]]>Points taken. I am trying to work on different simplified aspects of why that graph shape crops up, but not on model data or Monte Carlo to such a significant degree, so I seek to try different math approaches and then cogitate. I’m so rusty I have to cogitate a lot.

The informal hypothesis is that there is persistence at various time intervals that might not be all annual; and that knowing this might help put brackets around what can be predicted from what, in terms of time lags or event lags.

]]>I did not detrend my data, nor did I remove outliers. What I removed was the monthly average of the data, which leaves both the outliers and the underlying trend.

In my layperson’s view Geoff’s and Willis E’s metrics are two different animals. Detrending Willis E’s would not make sense, since he is comparing trends. The issue with his metric is the overlap.

Geoff’s metric is comparing standard deviations, not trends, and in my mind the best approach there is to detrend and use a pooled estimator of the standard deviation. Overlap is not issue with Geoff’s metric.

]]>I feel, inturively and from past dabbling, that the best answer lies that way. I do not intend to detrend or to remove outliers. That is not done in geological work for which this was developed.

I did not detrend my data, nor did I remove outliers. What I removed was the monthly average of the data, which leaves both the outliers and the underlying trend.

w.

]]>Kenneth and others earlier, thank you.

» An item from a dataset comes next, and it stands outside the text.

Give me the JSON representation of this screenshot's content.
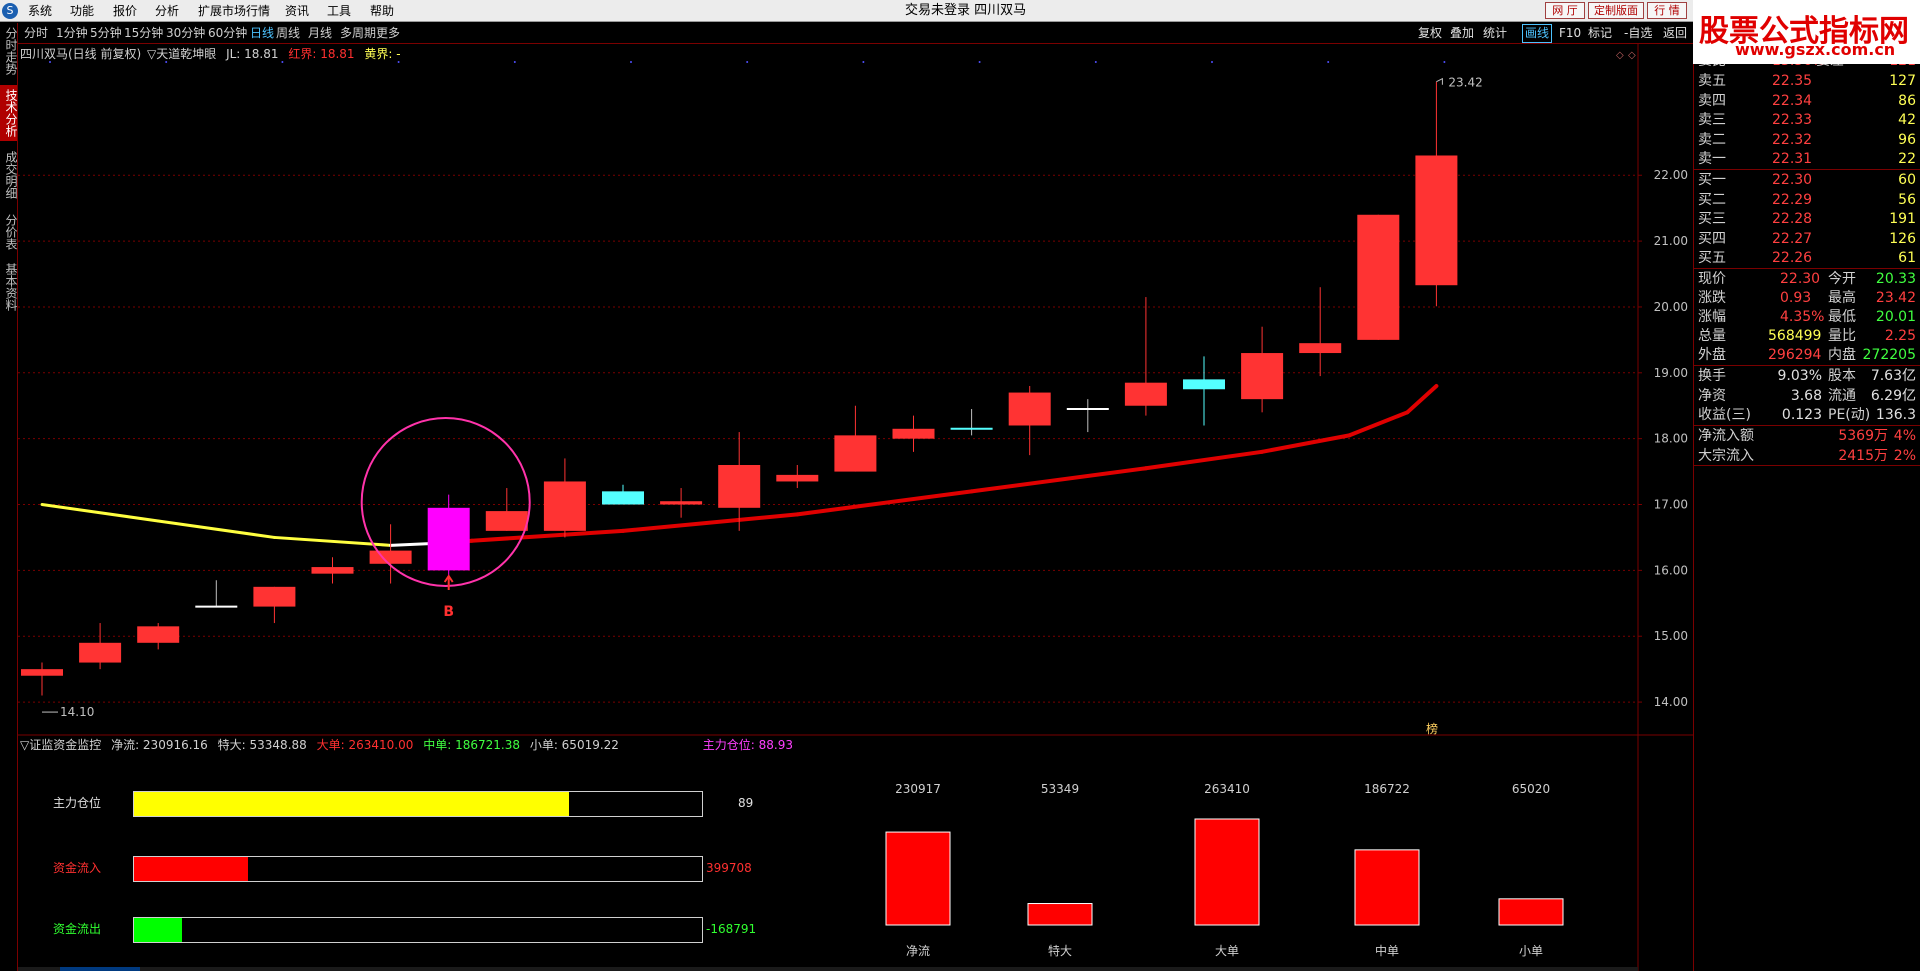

I was trying to see whether the graph shape, being different to both Monte Carlo and model, was produced by pure mathematics or by a consequence of use of weather data and its patterns. Therefore, I did the simplest exercise I could devise and the graph shape was present. However I still have not answered the question of graph shape, only possibly eliminated some answers.

Willis, when you start to talk about complexities of overlapping systems, you are edging ever closer to geostatistics. You might even end up there. In the next few days, time permitting, I will run some geostats and report the results. I feel, inturively and from past dabbling, that the best answer lies that way. I do not intend to detrend or to remove outliers. That is not done in geological work for which this was developed.

]]>http://en.wikipedia.org/wiki/Pooled_standard_deviation

The calculated results listed in the table below show, counter to my thoughts in a previous post, that the differences in the standard deviations as one progresses to longer time slices is not driven entirely by whether one uses an average of the standard deviations or the pooled estimate. A large difference, as suggested by Willis E, occurs in the absence of detrending. Even with detrending and using a pooled estimate it can be seen that shorter time pieces give smaller standard deviations. That observation is in line with Willis E’s comments on the Hurst effect.

To better understand the comments made in published papers about the differences in short and long term temperature trends between the tropical surface and troposphere, I think I will use the above approach to look at those two temperature series.

]]>